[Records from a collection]
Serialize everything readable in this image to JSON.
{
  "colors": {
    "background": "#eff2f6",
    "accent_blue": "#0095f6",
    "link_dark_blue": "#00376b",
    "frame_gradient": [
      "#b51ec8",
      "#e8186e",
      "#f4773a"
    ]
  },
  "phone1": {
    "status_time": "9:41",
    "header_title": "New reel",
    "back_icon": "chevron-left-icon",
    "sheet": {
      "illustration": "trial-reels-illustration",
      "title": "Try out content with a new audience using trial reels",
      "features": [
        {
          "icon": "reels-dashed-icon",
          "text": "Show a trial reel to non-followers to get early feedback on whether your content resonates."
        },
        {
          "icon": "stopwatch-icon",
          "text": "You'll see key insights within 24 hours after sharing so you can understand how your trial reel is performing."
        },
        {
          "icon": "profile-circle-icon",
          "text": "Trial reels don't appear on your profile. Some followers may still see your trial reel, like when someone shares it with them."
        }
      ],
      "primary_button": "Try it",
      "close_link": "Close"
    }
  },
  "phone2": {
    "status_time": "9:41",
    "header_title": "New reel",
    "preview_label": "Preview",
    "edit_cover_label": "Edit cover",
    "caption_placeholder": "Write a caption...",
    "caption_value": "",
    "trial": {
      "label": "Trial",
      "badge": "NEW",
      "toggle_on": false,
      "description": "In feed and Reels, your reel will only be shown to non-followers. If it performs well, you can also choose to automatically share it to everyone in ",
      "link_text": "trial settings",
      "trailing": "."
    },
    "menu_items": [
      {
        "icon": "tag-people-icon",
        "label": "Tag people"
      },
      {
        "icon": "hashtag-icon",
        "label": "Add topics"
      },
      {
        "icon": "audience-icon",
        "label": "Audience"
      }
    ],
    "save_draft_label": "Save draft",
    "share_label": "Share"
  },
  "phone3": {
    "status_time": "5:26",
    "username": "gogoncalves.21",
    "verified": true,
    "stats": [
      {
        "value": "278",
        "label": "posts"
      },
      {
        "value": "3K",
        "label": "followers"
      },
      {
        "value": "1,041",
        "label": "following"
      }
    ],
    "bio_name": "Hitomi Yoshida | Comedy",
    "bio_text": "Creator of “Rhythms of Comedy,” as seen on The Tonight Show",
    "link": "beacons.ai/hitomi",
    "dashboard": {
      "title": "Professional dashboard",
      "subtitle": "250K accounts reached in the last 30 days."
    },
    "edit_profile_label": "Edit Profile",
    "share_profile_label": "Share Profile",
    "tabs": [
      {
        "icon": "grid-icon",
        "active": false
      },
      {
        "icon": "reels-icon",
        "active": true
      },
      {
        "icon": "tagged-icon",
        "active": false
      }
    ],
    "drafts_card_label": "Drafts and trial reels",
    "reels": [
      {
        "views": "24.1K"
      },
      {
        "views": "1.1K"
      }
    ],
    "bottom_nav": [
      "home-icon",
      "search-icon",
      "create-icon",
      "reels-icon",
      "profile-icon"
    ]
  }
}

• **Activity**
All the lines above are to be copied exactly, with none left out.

• **Exercise response**
Serialize everything readable in this image to JSON.
{
  "colors": {
    "background": "#eff2f6",
    "accent_blue": "#0095f6",
    "link_dark_blue": "#00376b",
    "frame_gradient": [
      "#b51ec8",
      "#e8186e",
      "#f4773a"
    ]
  },
  "phone1": {
    "status_time": "9:41",
    "header_title": "New reel",
    "back_icon": "chevron-left-icon",
    "sheet": {
      "illustration": "trial-reels-illustration",
      "title": "Try out content with a new audience using trial reels",
      "features": [
        {
          "icon": "reels-dashed-icon",
          "text": "Show a trial reel to non-followers to get early feedback on whether your content resonates."
        },
        {
          "icon": "stopwatch-icon",
          "text": "You'll see key insights within 24 hours after sharing so you can understand how your trial reel is performing."
        },
        {
          "icon": "profile-circle-icon",
          "text": "Trial reels don't appear on your profile. Some followers may still see your trial reel, like when someone shares it with them."
        }
      ],
      "primary_button": "Try it",
      "close_link": "Close"
    }
  },
  "phone2": {
    "status_time": "9:41",
    "header_title": "New reel",
    "preview_label": "Preview",
    "edit_cover_label": "Edit cover",
    "caption_placeholder": "Write a caption...",
    "caption_value": "",
    "trial": {
      "label": "Trial",
      "badge": "NEW",
      "toggle_on": false,
      "description": "In feed and Reels, your reel will only be shown to non-followers. If it performs well, you can also choose to automatically share it to everyone in ",
      "link_text": "trial settings",
      "trailing": "."
    },
    "menu_items": [
      {
        "icon": "tag-people-icon",
        "label": "Tag people"
      },
      {
        "icon": "hashtag-icon",
        "label": "Add topics"
      },
      {
        "icon": "audience-icon",
        "label": "Audience"
      }
    ],
    "save_draft_label": "Save draft",
    "share_label": "Share"
  },
  "phone3": {
    "status_time": "5:26",
    "username": "gogoncalves.21",
    "verified": true,
    "stats": [
      {
        "value": "278",
        "label": "posts"
      },
      {
        "value": "3K",
        "label": "followers"
      },
      {
        "value": "1,041",
        "label": "following"
      }
    ],
    "bio_name": "Hitomi Yoshida | Comedy",
    "bio_text": "Creator of “Rhythms of Comedy,” as seen on The Tonight Show",
    "link": "beacons.ai/hitomi",
    "dashboard": {
      "title": "Professional dashboard",
      "subtitle": "250K accounts reached in the last 30 days."
    },
    "edit_profile_label": "Edit Profile",
    "share_profile_label": "Share Profile",
    "tabs": [
      {
        "icon": "grid-icon",
        "active": false
      },
      {
        "icon": "reels-icon",
        "active": true
      },
      {
        "icon": "tagged-icon",
        "active": false
      }
    ],
    "drafts_card_label": "Drafts and trial reels",
    "reels": [
      {
        "views": "24.1K"
      },
      {
        "views": "1.1K"
      }
    ],
    "bottom_nav": [
      "home-icon",
      "search-icon",
      "create-icon",
      "reels-icon",
      "profile-icon"
    ]
  }
}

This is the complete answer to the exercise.